In Clifford, the defendants were arrested and charged with arson in connection with a fire at their residence,
occurring on October 18, 1980, while they were on vacation. By 7:00 a.m., the fire had been extinguished. Having been informed that arson was suspected, the fire investigator commenced his investigation of the fire at 1:00 p.m. without either a search warrant or the defendants' consent. Since a work crew was securing the house, the fire investigator had to wait until 1:30 p.m. to gain entry. While awaiting entry, the investigator found a fuel can in the driveway. Upon entry into the house, the investigator determined that the fire originated in the basement beneath the stairway. Further investigation uncovered other fuel cans and a crock pot with wires leading to an electrical timer. Thereafter, the investigating team conducted a thorough examination of the remainder of the house, parts of which had not suffered serious damage, gathering other evidence to support its suspicion of arson. The Cliffords moved to suppress all evidence seized as invalid under the Fourth and Fourteenth Amendments.
A majority of the United States Supreme Court upheld the supression of the evidence although no clear majority opinion was filed.
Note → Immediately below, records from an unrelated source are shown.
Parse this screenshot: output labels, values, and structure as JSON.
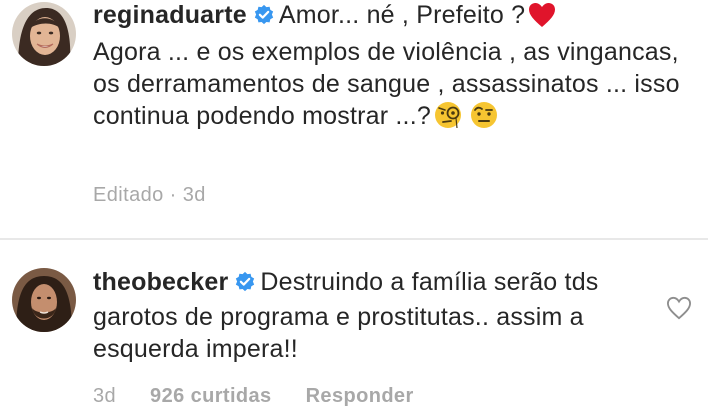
{
  "comments": [
    {
      "username": "reginaduarte",
      "verified": true,
      "text_prefix": "Amor... né , Prefeito ?",
      "text_main": "Agora ... e os exemplos de  violência , as vingancas,  os derramamentos de sangue , assassinatos ... isso continua podendo mostrar ...?",
      "edited_label": "Editado",
      "separator": "·",
      "time": "3d",
      "emojis": [
        "red-heart-emoji",
        "face-with-monocle-emoji",
        "face-with-raised-eyebrow-emoji"
      ]
    },
    {
      "username": "theobecker",
      "verified": true,
      "text": "Destruindo a família serão tds garotos de programa e prostitutas.. assim a esquerda impera!!",
      "time": "3d",
      "likes": "926 curtidas",
      "reply_label": "Responder",
      "icons": [
        "like-heart-outline-icon"
      ]
    }
  ],
  "colors": {
    "text": "#262626",
    "meta": "#a8a8a8",
    "verified_badge": "#3897f0",
    "heart_emoji": "#e0142b",
    "divider": "#e8e8e8"
  }
}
Justice Powell writing for the four member plurality stated that:
The constitutionality of warrantless and nonconsentual entries onto fire-damaged premises, therefore, normally turns on several factors: whether there are legitimate privacy interests in the fire-damaged property that are protected by the Fourth Amendment, whether exigent circumstances justify the government intrusion regardless of any reasonable expectation of privacy; and, whether the ...